* Work task
Copy each line containing the word "based" from the records that follow, please.

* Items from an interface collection

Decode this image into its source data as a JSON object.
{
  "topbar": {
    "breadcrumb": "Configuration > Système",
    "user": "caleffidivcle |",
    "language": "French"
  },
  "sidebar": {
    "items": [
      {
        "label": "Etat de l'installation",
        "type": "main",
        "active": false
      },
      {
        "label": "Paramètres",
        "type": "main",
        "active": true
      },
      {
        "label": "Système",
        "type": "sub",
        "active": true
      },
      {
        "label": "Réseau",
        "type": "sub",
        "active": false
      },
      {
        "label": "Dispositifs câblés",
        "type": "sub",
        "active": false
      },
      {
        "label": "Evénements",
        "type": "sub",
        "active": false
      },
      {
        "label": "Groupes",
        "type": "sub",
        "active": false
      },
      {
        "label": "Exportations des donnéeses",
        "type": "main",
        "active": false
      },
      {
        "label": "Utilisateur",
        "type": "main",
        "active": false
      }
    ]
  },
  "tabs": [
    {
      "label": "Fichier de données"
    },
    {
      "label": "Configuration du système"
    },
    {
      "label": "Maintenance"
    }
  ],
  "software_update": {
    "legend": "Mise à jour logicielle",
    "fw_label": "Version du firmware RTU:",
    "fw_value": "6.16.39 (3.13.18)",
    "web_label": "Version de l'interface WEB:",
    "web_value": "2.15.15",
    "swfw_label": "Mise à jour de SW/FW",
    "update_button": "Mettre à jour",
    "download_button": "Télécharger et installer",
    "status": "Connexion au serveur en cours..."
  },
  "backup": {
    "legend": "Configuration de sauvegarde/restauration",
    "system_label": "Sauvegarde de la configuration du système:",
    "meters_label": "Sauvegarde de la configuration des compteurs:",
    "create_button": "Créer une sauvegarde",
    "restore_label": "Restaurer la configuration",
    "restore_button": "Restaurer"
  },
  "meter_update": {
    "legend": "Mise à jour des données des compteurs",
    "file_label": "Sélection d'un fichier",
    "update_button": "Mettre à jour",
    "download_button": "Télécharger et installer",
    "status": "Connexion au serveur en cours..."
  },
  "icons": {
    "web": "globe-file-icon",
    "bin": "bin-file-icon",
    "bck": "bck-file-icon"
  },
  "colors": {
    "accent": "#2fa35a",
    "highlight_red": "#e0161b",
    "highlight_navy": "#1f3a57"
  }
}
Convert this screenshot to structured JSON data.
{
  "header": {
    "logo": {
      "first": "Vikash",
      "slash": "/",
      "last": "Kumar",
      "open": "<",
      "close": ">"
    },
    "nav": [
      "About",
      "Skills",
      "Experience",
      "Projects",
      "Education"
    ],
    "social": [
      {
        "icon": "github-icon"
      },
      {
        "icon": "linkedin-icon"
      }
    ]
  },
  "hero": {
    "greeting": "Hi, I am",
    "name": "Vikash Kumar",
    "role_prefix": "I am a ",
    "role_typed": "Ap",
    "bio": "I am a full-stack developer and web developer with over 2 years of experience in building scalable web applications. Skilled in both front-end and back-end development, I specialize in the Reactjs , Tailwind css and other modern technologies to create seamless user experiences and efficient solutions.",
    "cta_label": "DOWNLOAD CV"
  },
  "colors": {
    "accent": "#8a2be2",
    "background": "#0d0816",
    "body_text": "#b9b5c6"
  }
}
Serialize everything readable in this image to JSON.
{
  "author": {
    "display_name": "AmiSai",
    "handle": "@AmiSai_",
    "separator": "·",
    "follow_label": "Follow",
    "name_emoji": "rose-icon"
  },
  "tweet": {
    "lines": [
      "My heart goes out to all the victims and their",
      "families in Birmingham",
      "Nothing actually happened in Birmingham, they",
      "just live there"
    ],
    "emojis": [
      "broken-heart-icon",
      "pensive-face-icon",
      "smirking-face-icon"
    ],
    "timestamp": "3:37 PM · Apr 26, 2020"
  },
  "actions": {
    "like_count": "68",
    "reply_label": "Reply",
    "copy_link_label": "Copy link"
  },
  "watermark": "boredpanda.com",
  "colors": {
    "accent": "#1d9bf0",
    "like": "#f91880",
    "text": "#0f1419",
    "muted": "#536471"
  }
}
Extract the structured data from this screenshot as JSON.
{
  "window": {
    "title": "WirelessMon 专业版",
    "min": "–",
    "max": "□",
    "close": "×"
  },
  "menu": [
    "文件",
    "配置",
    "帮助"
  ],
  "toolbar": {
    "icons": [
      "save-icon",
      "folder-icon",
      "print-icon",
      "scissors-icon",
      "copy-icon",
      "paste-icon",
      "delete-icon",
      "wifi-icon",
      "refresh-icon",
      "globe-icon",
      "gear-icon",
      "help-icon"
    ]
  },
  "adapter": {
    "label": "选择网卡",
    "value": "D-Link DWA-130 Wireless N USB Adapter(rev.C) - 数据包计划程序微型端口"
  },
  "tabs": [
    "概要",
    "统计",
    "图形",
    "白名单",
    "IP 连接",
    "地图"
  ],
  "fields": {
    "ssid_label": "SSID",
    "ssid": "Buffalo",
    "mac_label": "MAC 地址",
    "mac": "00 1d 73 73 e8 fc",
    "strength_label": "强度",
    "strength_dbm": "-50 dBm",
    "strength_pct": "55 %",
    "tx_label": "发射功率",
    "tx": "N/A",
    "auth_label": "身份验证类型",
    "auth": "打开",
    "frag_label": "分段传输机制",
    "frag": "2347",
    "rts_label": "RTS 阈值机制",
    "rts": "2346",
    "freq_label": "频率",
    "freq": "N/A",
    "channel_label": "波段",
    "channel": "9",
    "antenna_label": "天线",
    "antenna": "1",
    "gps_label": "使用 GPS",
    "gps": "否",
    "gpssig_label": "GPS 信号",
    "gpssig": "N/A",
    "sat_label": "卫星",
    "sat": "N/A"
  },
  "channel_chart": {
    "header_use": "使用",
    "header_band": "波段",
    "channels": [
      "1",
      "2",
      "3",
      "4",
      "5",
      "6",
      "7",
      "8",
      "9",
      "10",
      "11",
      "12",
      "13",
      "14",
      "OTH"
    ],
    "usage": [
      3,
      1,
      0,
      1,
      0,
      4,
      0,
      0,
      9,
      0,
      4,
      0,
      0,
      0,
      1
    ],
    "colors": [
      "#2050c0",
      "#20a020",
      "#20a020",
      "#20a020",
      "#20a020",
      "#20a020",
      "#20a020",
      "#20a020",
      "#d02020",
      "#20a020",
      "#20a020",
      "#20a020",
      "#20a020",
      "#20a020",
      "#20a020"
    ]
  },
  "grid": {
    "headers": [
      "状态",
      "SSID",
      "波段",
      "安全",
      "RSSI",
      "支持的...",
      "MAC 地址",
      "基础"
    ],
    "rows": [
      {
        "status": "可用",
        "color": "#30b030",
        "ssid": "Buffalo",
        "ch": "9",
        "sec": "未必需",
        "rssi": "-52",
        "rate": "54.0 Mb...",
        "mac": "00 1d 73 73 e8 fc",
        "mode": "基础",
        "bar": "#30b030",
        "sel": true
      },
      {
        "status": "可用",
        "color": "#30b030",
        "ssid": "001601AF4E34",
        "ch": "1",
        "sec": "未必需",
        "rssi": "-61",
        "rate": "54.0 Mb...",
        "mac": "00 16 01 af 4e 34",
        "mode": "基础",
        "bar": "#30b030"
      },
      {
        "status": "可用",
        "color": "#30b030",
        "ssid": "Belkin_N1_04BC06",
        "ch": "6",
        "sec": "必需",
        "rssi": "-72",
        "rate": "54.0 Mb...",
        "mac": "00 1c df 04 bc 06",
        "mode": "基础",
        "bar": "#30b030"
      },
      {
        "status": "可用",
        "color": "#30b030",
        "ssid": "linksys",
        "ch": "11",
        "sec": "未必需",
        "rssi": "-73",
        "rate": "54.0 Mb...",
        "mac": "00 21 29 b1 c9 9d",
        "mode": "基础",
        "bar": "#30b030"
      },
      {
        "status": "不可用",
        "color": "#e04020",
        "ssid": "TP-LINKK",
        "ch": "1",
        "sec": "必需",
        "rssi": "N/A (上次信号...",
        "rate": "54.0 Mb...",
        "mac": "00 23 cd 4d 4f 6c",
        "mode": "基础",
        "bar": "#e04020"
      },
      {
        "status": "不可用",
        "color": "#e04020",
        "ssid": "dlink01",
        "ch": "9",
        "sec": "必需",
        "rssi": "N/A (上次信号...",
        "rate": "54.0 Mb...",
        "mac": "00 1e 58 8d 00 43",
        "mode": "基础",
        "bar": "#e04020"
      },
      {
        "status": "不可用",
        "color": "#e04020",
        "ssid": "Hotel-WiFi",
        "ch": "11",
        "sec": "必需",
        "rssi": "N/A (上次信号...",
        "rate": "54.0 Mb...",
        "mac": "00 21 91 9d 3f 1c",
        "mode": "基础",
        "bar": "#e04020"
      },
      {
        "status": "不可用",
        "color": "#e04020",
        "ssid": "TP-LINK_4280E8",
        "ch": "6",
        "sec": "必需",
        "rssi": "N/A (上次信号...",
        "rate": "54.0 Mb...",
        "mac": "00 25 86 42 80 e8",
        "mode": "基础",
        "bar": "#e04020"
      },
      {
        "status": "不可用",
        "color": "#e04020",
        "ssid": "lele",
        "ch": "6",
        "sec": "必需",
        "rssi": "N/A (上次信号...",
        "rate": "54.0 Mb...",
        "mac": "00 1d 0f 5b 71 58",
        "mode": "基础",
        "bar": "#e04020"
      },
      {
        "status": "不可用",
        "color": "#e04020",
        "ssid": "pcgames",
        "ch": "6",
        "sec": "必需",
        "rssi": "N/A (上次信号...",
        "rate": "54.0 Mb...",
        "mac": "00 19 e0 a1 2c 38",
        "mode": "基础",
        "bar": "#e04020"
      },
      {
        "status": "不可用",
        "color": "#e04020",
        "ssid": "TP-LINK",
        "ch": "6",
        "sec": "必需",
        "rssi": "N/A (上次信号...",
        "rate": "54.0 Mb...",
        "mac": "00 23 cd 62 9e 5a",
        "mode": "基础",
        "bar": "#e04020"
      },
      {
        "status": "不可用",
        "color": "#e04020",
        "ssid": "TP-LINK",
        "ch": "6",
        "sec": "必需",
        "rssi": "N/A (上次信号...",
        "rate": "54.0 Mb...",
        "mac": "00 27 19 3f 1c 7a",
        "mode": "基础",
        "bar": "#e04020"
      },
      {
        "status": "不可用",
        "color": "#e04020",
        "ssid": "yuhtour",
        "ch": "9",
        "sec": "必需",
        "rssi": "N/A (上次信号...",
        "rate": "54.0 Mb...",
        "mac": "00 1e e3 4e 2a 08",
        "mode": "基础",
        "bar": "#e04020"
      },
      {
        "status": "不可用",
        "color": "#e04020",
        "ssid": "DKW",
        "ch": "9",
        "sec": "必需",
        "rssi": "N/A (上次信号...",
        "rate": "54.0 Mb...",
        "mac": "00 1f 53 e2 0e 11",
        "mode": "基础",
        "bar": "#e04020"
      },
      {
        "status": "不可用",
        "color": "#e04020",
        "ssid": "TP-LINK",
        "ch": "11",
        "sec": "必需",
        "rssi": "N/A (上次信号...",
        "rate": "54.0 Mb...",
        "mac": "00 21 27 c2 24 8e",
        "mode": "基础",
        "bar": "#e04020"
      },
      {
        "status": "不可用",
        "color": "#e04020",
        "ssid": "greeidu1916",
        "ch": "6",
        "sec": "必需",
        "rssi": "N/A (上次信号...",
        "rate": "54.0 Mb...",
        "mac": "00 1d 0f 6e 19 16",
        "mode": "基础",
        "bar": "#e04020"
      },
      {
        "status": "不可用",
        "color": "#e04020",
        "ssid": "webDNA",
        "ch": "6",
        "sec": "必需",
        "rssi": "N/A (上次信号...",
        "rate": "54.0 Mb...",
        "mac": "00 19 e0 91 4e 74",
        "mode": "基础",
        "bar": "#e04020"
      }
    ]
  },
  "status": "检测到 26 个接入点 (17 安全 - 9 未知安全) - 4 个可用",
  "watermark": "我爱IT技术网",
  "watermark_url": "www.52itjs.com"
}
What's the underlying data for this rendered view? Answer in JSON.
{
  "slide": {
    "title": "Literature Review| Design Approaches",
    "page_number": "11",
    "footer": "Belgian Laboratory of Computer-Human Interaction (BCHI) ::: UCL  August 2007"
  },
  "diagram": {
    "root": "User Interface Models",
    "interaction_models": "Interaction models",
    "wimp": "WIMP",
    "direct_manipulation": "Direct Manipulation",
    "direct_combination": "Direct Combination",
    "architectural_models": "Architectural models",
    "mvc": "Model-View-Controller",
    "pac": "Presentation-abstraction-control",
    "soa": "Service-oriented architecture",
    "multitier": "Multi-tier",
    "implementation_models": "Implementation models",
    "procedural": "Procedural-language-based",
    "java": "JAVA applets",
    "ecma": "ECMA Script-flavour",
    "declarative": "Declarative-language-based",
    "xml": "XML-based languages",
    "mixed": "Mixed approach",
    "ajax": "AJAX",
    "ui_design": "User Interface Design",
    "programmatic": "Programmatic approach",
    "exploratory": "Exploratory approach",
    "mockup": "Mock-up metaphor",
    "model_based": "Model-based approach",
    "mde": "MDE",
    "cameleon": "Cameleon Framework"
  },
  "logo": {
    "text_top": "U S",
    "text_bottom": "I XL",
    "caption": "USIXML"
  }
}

* Exercise output
    "procedural": "Procedural-language-based",
    "declarative": "Declarative-language-based",
    "xml": "XML-based languages",
    "model_based": "Model-based approach",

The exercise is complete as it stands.